As a small car fan, I can’t ever see myself forking out £20,000+ for a car that size. At current specs and prices, it will be a long time before there is a sub-£10,000 two or four seater electric car on the market. That would be the tipping point for me. (Even the electric Smart car is coming in at £15,395 or £12,275 with £55/month battery rental.)

For some people the economics, the eco-credentials and the driving range will make sense.

For me, I think I’ll stick with my three-cylinder, low spec Aygo. Even if it is incredibly noisy inside the car compared with the tranquil Leaf.

The future’s electric.
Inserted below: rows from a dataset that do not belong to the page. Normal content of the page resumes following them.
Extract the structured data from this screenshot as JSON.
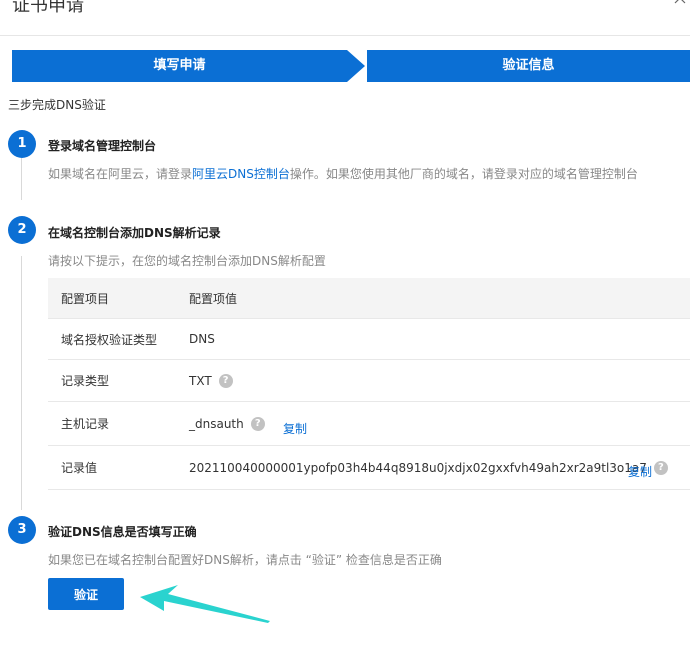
{
  "dialog": {
    "title": "证书申请"
  },
  "steps": {
    "step1_label": "填写申请",
    "step2_label": "验证信息"
  },
  "intro": "三步完成DNS验证",
  "step_one": {
    "number": "1",
    "title": "登录域名管理控制台",
    "desc_before": "如果域名在阿里云，请登录",
    "desc_link": "阿里云DNS控制台",
    "desc_after": "操作。如果您使用其他厂商的域名，请登录对应的域名管理控制台"
  },
  "step_two": {
    "number": "2",
    "title": "在域名控制台添加DNS解析记录",
    "desc": "请按以下提示，在您的域名控制台添加DNS解析配置"
  },
  "table": {
    "header_key": "配置项目",
    "header_value": "配置项值",
    "rows": [
      {
        "key": "域名授权验证类型",
        "value": "DNS"
      },
      {
        "key": "记录类型",
        "value": "TXT"
      },
      {
        "key": "主机记录",
        "value": "_dnsauth",
        "copy": "复制"
      },
      {
        "key": "记录值",
        "value": "202110040000001ypofp03h4b44q8918u0jxdjx02gxxfvh49ah2xr2a9tl3o1a7",
        "copy": "复制"
      }
    ],
    "help_glyph": "?"
  },
  "step_three": {
    "number": "3",
    "title": "验证DNS信息是否填写正确",
    "desc": "如果您已在域名控制台配置好DNS解析，请点击 “验证” 检查信息是否正确"
  },
  "verify_button": "验证",
  "colors": {
    "primary": "#0b6fd4",
    "annotation_arrow": "#2ad3cf"
  },
  "icons": {
    "close": "close-icon",
    "help": "help-icon",
    "pointer": "arrow-icon"
  }
}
But not for a while.

(Dashboard image by Rudolf Simon via Wikipedia)

3 comments:

Timothy Belmont said...

I still wonder about the car's practicality, were I ever to drive to, say, Enniskillen for the weekend; or somewhere remote, like Florence Court.

I also wonder if there's enough confidence, yet, in electric cars, given their maximum range, depreciation, battery life, etc.
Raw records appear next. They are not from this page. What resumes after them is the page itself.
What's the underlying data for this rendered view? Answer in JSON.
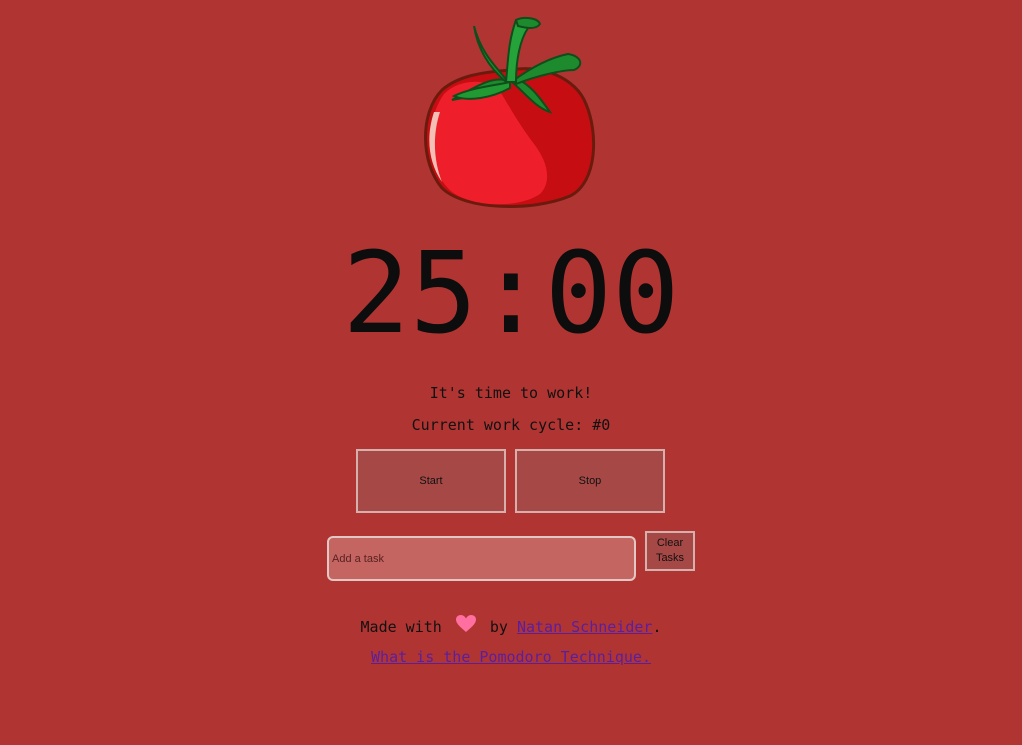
{
  "colors": {
    "background": "#b03532",
    "button_bg": "#a64946",
    "input_bg": "#c46562",
    "link": "#5a1ea0",
    "heart": "#ff6f9f"
  },
  "logo": {
    "icon": "tomato-icon"
  },
  "timer": {
    "display": "25:00"
  },
  "status": {
    "message": "It's time to work!",
    "cycle": "Current work cycle: #0"
  },
  "controls": {
    "start_label": "Start",
    "stop_label": "Stop"
  },
  "tasks": {
    "input_value": "",
    "input_placeholder": "Add a task",
    "clear_label_line1": "Clear",
    "clear_label_line2": "Tasks"
  },
  "footer": {
    "made_with": "Made with",
    "heart_icon": "heart-icon",
    "by": "by",
    "author": "Natan Schneider",
    "period": ".",
    "technique_link": "What is the Pomodoro Technique."
  }
}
In principle, I'm keen and enthusiastic, apart from these hurdles to overcome.

Allan Leonard said...

Disciplined economics says you buy what appreciates (capital gain) but rent/lease what depreciates -- £239/month appears very reasonable in this circumstance, as it is more likely that the model you lease today will be replaced by a far technically superior version 3 years later (unlike vast majority of petrol cars, whose engines haven't radically altered in my 30-year driving lifetime.

It's the limited range, or rather lack of ready access to quick charge points for long journeys, that curtails its appeal.

Thanks for this write up!

Noel McNulty said...

Very interesting post, Alan.

I work in Titanic Quarter and live in Cookstown, so this would be right on the edge of practical for me, given the stated maximum range.

But install a charging point or two here at the Northern Ireland Science Park (which seems an obvious site for same to me) and I could recharge while I'm at my desk. Now it's suddenly a potential commuter option.

I'd point out that the map on the eCarNi website seems out of date, by the way. There are at least two charge points in Cookstown/Moneymore which I have seen for myself, which are not shown online. That such basic information is not being kept up to date doesn't inspire confidence in me.

Perhaps once there are some of these on the second hand market I might be tempted to look again. Who'll fix it if it breaks down though. I can't see my current mechanic doing a course in DC motors, somehow!